#### TO DO
Locate the word "position" in the entries below, then gather every line that holds it.

(Records from a dataset)
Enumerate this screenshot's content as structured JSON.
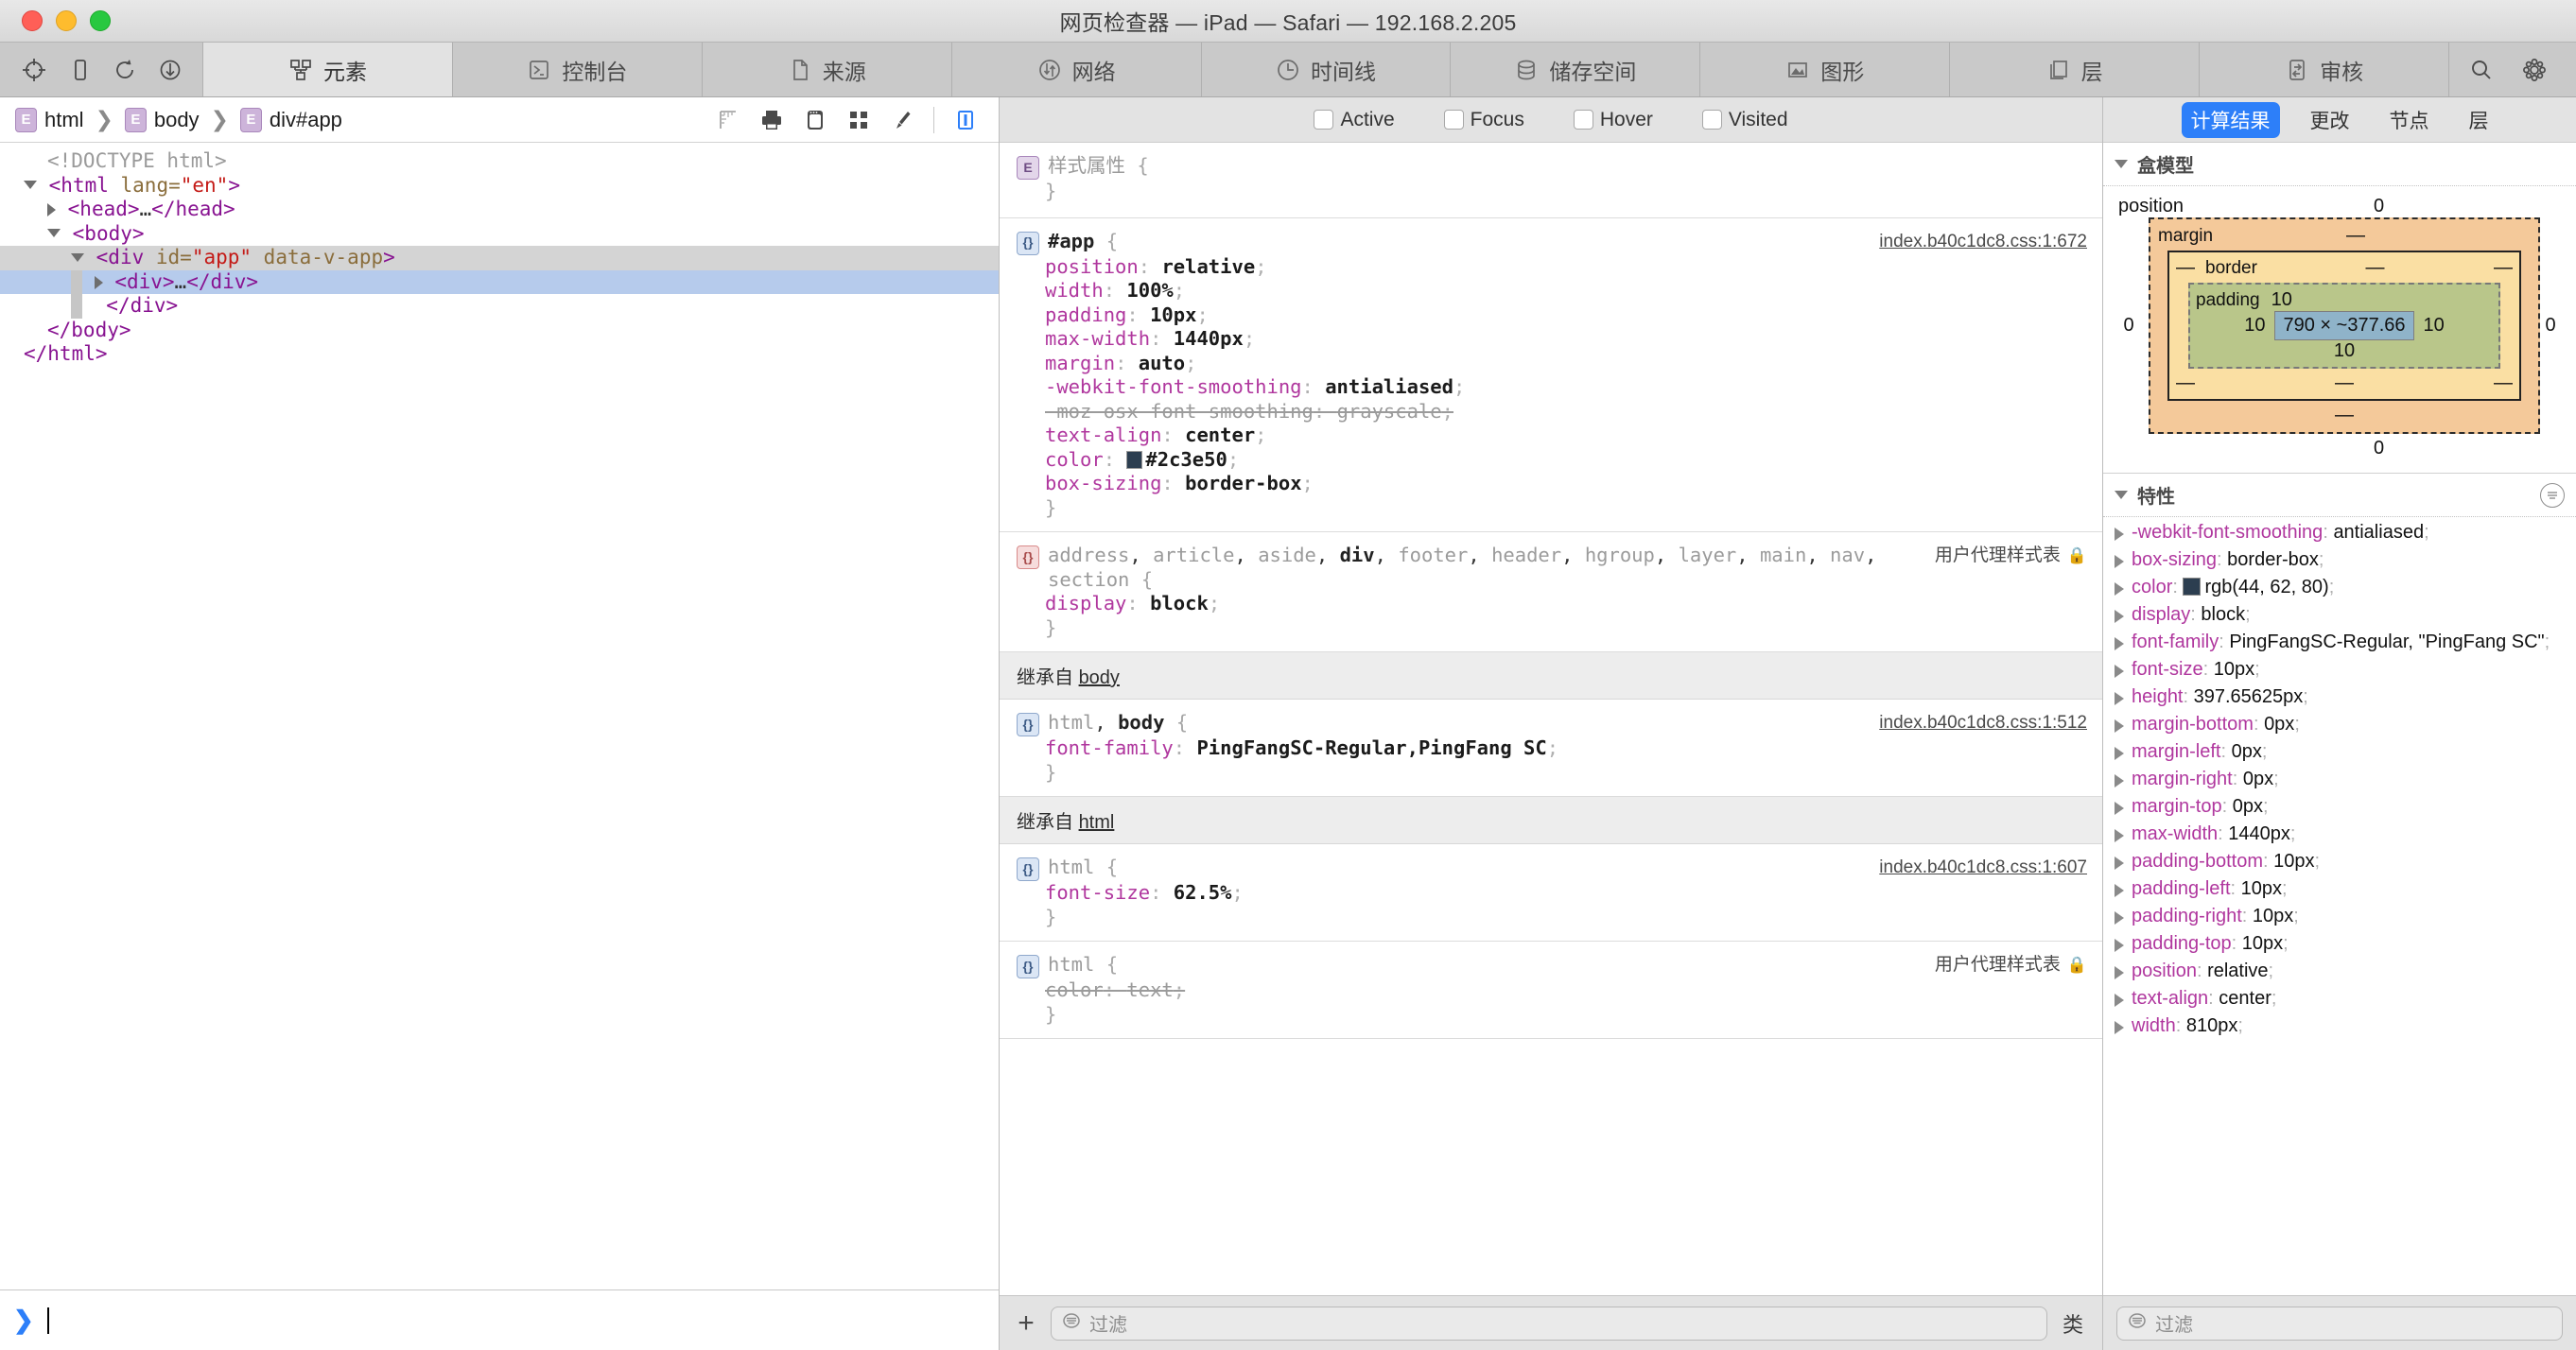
{
  "window": {
    "title": "网页检查器 — iPad — Safari — 192.168.2.205",
    "traffic": {
      "close": "close-button",
      "minimize": "minimize-button",
      "zoom": "zoom-button"
    }
  },
  "toolbar": {
    "left_icons": [
      "inspect-element-icon",
      "device-icon",
      "reload-icon",
      "download-icon"
    ],
    "tabs": [
      {
        "label": "元素",
        "icon": "elements-icon",
        "active": true
      },
      {
        "label": "控制台",
        "icon": "console-icon",
        "active": false
      },
      {
        "label": "来源",
        "icon": "sources-icon",
        "active": false
      },
      {
        "label": "网络",
        "icon": "network-icon",
        "active": false
      },
      {
        "label": "时间线",
        "icon": "timeline-icon",
        "active": false
      },
      {
        "label": "储存空间",
        "icon": "storage-icon",
        "active": false
      },
      {
        "label": "图形",
        "icon": "graphics-icon",
        "active": false
      },
      {
        "label": "层",
        "icon": "layers-icon",
        "active": false
      },
      {
        "label": "审核",
        "icon": "audit-icon",
        "active": false
      }
    ],
    "right_icons": [
      "search-icon",
      "gear-icon"
    ]
  },
  "dom_panel": {
    "breadcrumb": [
      {
        "badge": "E",
        "label": "html"
      },
      {
        "badge": "E",
        "label": "body"
      },
      {
        "badge": "E",
        "label": "div#app"
      }
    ],
    "separator": "❯",
    "tools": [
      "ruler-icon",
      "print-icon",
      "browser-icon",
      "grid-icon",
      "paintbrush-icon",
      "sidebar-toggle-icon"
    ],
    "tree": [
      {
        "indent": 1,
        "arrow": "none",
        "parts": [
          {
            "t": "doctype",
            "v": "<!DOCTYPE html>"
          }
        ]
      },
      {
        "indent": 0,
        "arrow": "down",
        "parts": [
          {
            "t": "tag",
            "v": "<html "
          },
          {
            "t": "attr",
            "v": "lang="
          },
          {
            "t": "val",
            "v": "\"en\""
          },
          {
            "t": "tag",
            "v": ">"
          }
        ]
      },
      {
        "indent": 1,
        "arrow": "right",
        "parts": [
          {
            "t": "tag",
            "v": "<head>"
          },
          {
            "t": "text",
            "v": "…"
          },
          {
            "t": "tag",
            "v": "</head>"
          }
        ]
      },
      {
        "indent": 1,
        "arrow": "down",
        "parts": [
          {
            "t": "tag",
            "v": "<body>"
          }
        ]
      },
      {
        "indent": 2,
        "arrow": "down",
        "state": "sel-parent",
        "parts": [
          {
            "t": "tag",
            "v": "<div "
          },
          {
            "t": "attr",
            "v": "id="
          },
          {
            "t": "val",
            "v": "\"app\""
          },
          {
            "t": "attr",
            "v": " data-v-app"
          },
          {
            "t": "tag",
            "v": ">"
          }
        ]
      },
      {
        "indent": 3,
        "arrow": "right",
        "state": "sel",
        "guide": true,
        "parts": [
          {
            "t": "tag",
            "v": "<div>"
          },
          {
            "t": "text",
            "v": "…"
          },
          {
            "t": "tag",
            "v": "</div>"
          }
        ]
      },
      {
        "indent": 3,
        "arrow": "none",
        "guide": true,
        "parts": [
          {
            "t": "tag",
            "v": "</div>"
          }
        ]
      },
      {
        "indent": 2,
        "arrow": "none",
        "parts": [
          {
            "t": "tag",
            "v": "</body>"
          }
        ]
      },
      {
        "indent": 1,
        "arrow": "none",
        "parts": [
          {
            "t": "tag",
            "v": "</html>"
          }
        ]
      }
    ],
    "console_prompt": {
      "chevron": "❯"
    }
  },
  "styles_panel": {
    "pseudo_classes": [
      {
        "label": "Active",
        "checked": false
      },
      {
        "label": "Focus",
        "checked": false
      },
      {
        "label": "Hover",
        "checked": false
      },
      {
        "label": "Visited",
        "checked": false
      }
    ],
    "rules": [
      {
        "kind": "inline",
        "badge": "E",
        "badge_kind": "element",
        "selector": "样式属性",
        "origin": "",
        "declarations": []
      },
      {
        "kind": "css",
        "badge": "{}",
        "badge_kind": "css",
        "selector": "#app",
        "selector_bold": true,
        "origin": "index.b40c1dc8.css:1:672",
        "declarations": [
          {
            "prop": "position",
            "value": "relative"
          },
          {
            "prop": "width",
            "value": "100%"
          },
          {
            "prop": "padding",
            "value": "10px"
          },
          {
            "prop": "max-width",
            "value": "1440px"
          },
          {
            "prop": "margin",
            "value": "auto"
          },
          {
            "prop": "-webkit-font-smoothing",
            "value": "antialiased"
          },
          {
            "prop": "-moz-osx-font-smoothing",
            "value": "grayscale",
            "disabled": true
          },
          {
            "prop": "text-align",
            "value": "center"
          },
          {
            "prop": "color",
            "value": "#2c3e50",
            "swatch": "#2c3e50"
          },
          {
            "prop": "box-sizing",
            "value": "border-box"
          }
        ]
      },
      {
        "kind": "ua",
        "badge": "{}",
        "badge_kind": "ua",
        "selector_parts": [
          {
            "t": "dim",
            "v": "address"
          },
          {
            "t": "punc",
            "v": ", "
          },
          {
            "t": "dim",
            "v": "article"
          },
          {
            "t": "punc",
            "v": ", "
          },
          {
            "t": "dim",
            "v": "aside"
          },
          {
            "t": "punc",
            "v": ", "
          },
          {
            "t": "bold",
            "v": "div"
          },
          {
            "t": "punc",
            "v": ", "
          },
          {
            "t": "dim",
            "v": "footer"
          },
          {
            "t": "punc",
            "v": ", "
          },
          {
            "t": "dim",
            "v": "header"
          },
          {
            "t": "punc",
            "v": ", "
          },
          {
            "t": "dim",
            "v": "hgroup"
          },
          {
            "t": "punc",
            "v": ", "
          },
          {
            "t": "dim",
            "v": "layer"
          },
          {
            "t": "punc",
            "v": ", "
          },
          {
            "t": "dim",
            "v": "main"
          },
          {
            "t": "punc",
            "v": ", "
          },
          {
            "t": "dim",
            "v": "nav"
          },
          {
            "t": "punc",
            "v": ", "
          },
          {
            "t": "dim",
            "v": "section"
          }
        ],
        "origin": "用户代理样式表",
        "locked": true,
        "declarations": [
          {
            "prop": "display",
            "value": "block"
          }
        ]
      },
      {
        "kind": "inherit-header",
        "text": "继承自",
        "link": "body"
      },
      {
        "kind": "css",
        "badge": "{}",
        "badge_kind": "css",
        "selector_parts": [
          {
            "t": "dim",
            "v": "html"
          },
          {
            "t": "punc",
            "v": ", "
          },
          {
            "t": "bold",
            "v": "body"
          }
        ],
        "origin": "index.b40c1dc8.css:1:512",
        "declarations": [
          {
            "prop": "font-family",
            "value": "PingFangSC-Regular,PingFang SC"
          }
        ]
      },
      {
        "kind": "inherit-header",
        "text": "继承自",
        "link": "html"
      },
      {
        "kind": "css",
        "badge": "{}",
        "badge_kind": "css",
        "selector": "html",
        "selector_bold": false,
        "origin": "index.b40c1dc8.css:1:607",
        "declarations": [
          {
            "prop": "font-size",
            "value": "62.5%"
          }
        ]
      },
      {
        "kind": "ua",
        "badge": "{}",
        "badge_kind": "css",
        "selector": "html",
        "selector_bold": false,
        "origin": "用户代理样式表",
        "locked": true,
        "declarations": [
          {
            "prop": "color",
            "value": "text",
            "disabled": true
          }
        ]
      }
    ],
    "filter_bar": {
      "add_label": "+",
      "filter_placeholder": "过滤",
      "class_label": "类"
    }
  },
  "right_panel": {
    "tabs": [
      {
        "label": "计算结果",
        "active": true
      },
      {
        "label": "更改",
        "active": false
      },
      {
        "label": "节点",
        "active": false
      },
      {
        "label": "层",
        "active": false
      }
    ],
    "box_model": {
      "section_title": "盒模型",
      "position_label": "position",
      "position": {
        "top": "0",
        "right": "0",
        "bottom": "0",
        "left": "0"
      },
      "margin_label": "margin",
      "margin": {
        "top": "—",
        "right": "—",
        "bottom": "—",
        "left": "—"
      },
      "border_label": "border",
      "border": {
        "top": "—",
        "right": "—",
        "bottom": "—",
        "left": "—"
      },
      "padding_label": "padding",
      "padding": {
        "top": "10",
        "right": "10",
        "bottom": "10",
        "left": "10"
      },
      "content": "790 × ~377.66",
      "colors": {
        "margin": "#f4c99a",
        "border": "#fadfa3",
        "padding": "#b9c68a",
        "content": "#8fb3c9"
      }
    },
    "properties": {
      "section_title": "特性",
      "filter_icon": "filter-icon",
      "items": [
        {
          "name": "-webkit-font-smoothing",
          "value": "antialiased"
        },
        {
          "name": "box-sizing",
          "value": "border-box"
        },
        {
          "name": "color",
          "value": "rgb(44, 62, 80)",
          "swatch": "#2c3e50"
        },
        {
          "name": "display",
          "value": "block"
        },
        {
          "name": "font-family",
          "value": "PingFangSC-Regular, \"PingFang SC\""
        },
        {
          "name": "font-size",
          "value": "10px"
        },
        {
          "name": "height",
          "value": "397.65625px"
        },
        {
          "name": "margin-bottom",
          "value": "0px"
        },
        {
          "name": "margin-left",
          "value": "0px"
        },
        {
          "name": "margin-right",
          "value": "0px"
        },
        {
          "name": "margin-top",
          "value": "0px"
        },
        {
          "name": "max-width",
          "value": "1440px"
        },
        {
          "name": "padding-bottom",
          "value": "10px"
        },
        {
          "name": "padding-left",
          "value": "10px"
        },
        {
          "name": "padding-right",
          "value": "10px"
        },
        {
          "name": "padding-top",
          "value": "10px"
        },
        {
          "name": "position",
          "value": "relative"
        },
        {
          "name": "text-align",
          "value": "center"
        },
        {
          "name": "width",
          "value": "810px"
        }
      ]
    },
    "filter_bar": {
      "filter_placeholder": "过滤"
    }
  },
  "colors": {
    "accent": "#2d7ff9",
    "selection": "#b6cbec",
    "parent_selection": "#d4d4d4"
  }
}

#### RESULT
            "prop": "position",
      "position_label": "position",
      "position": {
          "name": "position",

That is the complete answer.